The coins originate from a breakthrough period in Egyptian medieval history when the Fatimids took power from teh Abbasids and introduced important changes of the fiscal system, devaluating the dinarii of their predecessors and issuing their own golden coins.

The 13 coins from Naqlun are all in almost mint condition. They were issued in the rule of the caliphs Al-Mu'izzi (AD 952-976) and al-Aziz (AD 976-996). Two of these, dated to 344 H (AD 955) and 361 H (AD 972), were struck at al-Munsuriya in Tunisia, while the rest originated from Egypt of the 980s and 990s. Their market value in the beginnings of Fatimid rule was considerable. If the banu Giorgi archives, discovered at Naqlun in 1997 are any indication, someone with 13 dinarii in hand could have purchased two villas with gardens in Fayum in the end of the 10th century.

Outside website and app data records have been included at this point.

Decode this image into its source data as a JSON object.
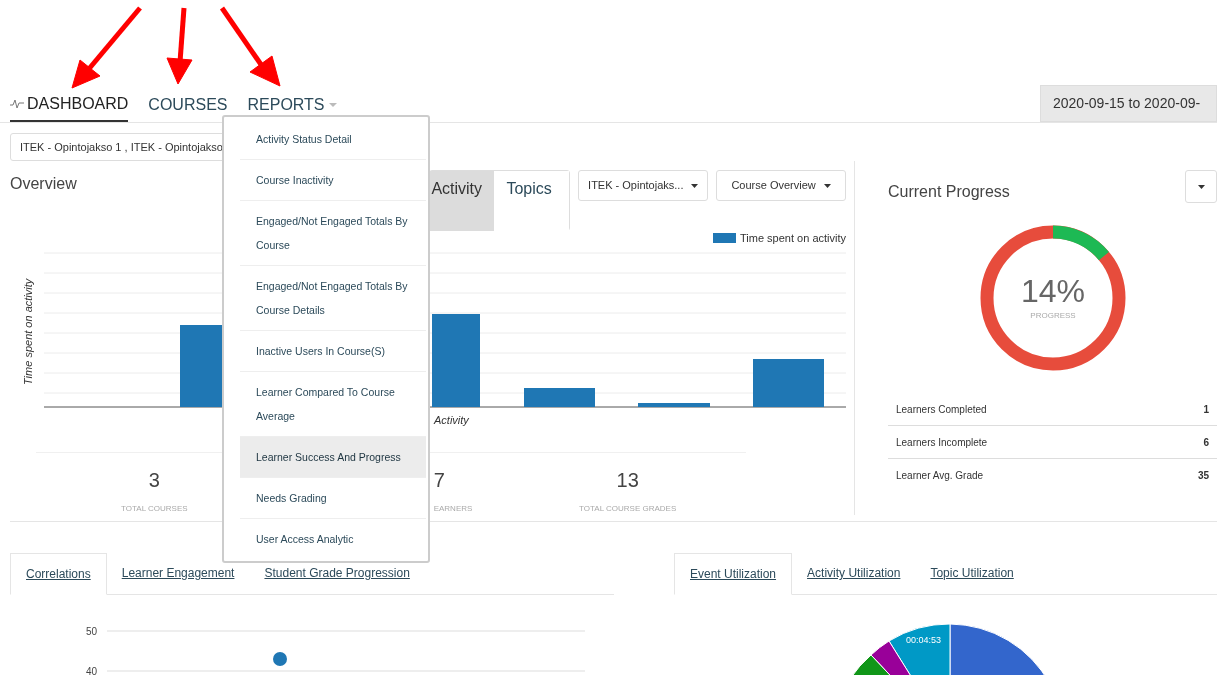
{
  "nav": {
    "tabs": [
      {
        "label": "DASHBOARD",
        "selected": true,
        "kind": "pulse"
      },
      {
        "label": "COURSES",
        "selected": false,
        "kind": "plain"
      },
      {
        "label": "REPORTS",
        "selected": false,
        "kind": "menu"
      }
    ],
    "date_range": "2020-09-15 to 2020-09-"
  },
  "course_filter": "ITEK - Opintojakso 1 , ITEK - Opintojakso",
  "reports_menu": [
    {
      "label": "Activity Status Detail",
      "selected": false
    },
    {
      "label": "Course Inactivity",
      "selected": false
    },
    {
      "label": "Engaged/Not Engaged Totals By Course",
      "selected": false
    },
    {
      "label": "Engaged/Not Engaged Totals By Course Details",
      "selected": false
    },
    {
      "label": "Inactive Users In Course(S)",
      "selected": false
    },
    {
      "label": "Learner Compared To Course Average",
      "selected": false
    },
    {
      "label": "Learner Success And Progress",
      "selected": true
    },
    {
      "label": "Needs Grading",
      "selected": false
    },
    {
      "label": "User Access Analytic",
      "selected": false
    }
  ],
  "overview": {
    "title": "Overview",
    "tabs": [
      {
        "label": "Activity",
        "selected": true
      },
      {
        "label": "Topics",
        "selected": false
      }
    ],
    "selects": [
      "ITEK - Opintojaks...",
      "Course Overview"
    ],
    "legend": "Time spent on activity",
    "y_axis_title": "Time spent on activity",
    "x_axis_title": "Activity",
    "stats": [
      {
        "value": "3",
        "label": "TOTAL COURSES",
        "kind": "full"
      },
      {
        "value": "7",
        "label": "EARNERS",
        "kind": "clipped"
      },
      {
        "value": "13",
        "label": "TOTAL COURSE GRADES",
        "kind": "full"
      }
    ]
  },
  "current_progress": {
    "title": "Current Progress",
    "level": 0.14,
    "percent": "14%",
    "caption": "PROGRESS",
    "rows": [
      {
        "label": "Learners Completed",
        "value": "1"
      },
      {
        "label": "Learners Incomplete",
        "value": "6"
      },
      {
        "label": "Learner Avg. Grade",
        "value": "35"
      }
    ]
  },
  "correlations": {
    "tabs": [
      {
        "label": "Correlations",
        "selected": true
      },
      {
        "label": "Learner Engagement",
        "selected": false
      },
      {
        "label": "Student Grade Progression",
        "selected": false
      }
    ],
    "chart_data": {
      "type": "scatter",
      "ylim": [
        40,
        50
      ],
      "yticks": [
        40,
        50
      ],
      "series": [
        {
          "color": "#1f77b4",
          "values": [
            43
          ]
        }
      ]
    }
  },
  "utilization": {
    "tabs": [
      {
        "label": "Event Utilization",
        "selected": true
      },
      {
        "label": "Activity Utilization",
        "selected": false
      },
      {
        "label": "Topic Utilization",
        "selected": false
      }
    ],
    "pie_label": "00:04:53"
  }
}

During the same excavations season, reconnaissance work was carried out in the southern part of the monastery complex. Some Early Medieval architecture came to light, its functioning dated by the Arabic economic documents found inside particular rooms to the 10th-11th centuries AD and later, too, presumably, considering the numerous rebuildings. In a cache in one of the rooms, very carefully hidden were two dies for striking denari. It is an extremely rare category of finds from Egypt and upon preliminary analysis it seems to date from the 9th century, when the Abbasids ruled in Egypt. The findspot inside a Coptic monastery is in itself an issue of importance. Of one thing we may be sure - the monastery at Naqlun could never have acted as the place for producing gold denari.

       
   
   
   
  Two dies for striking denari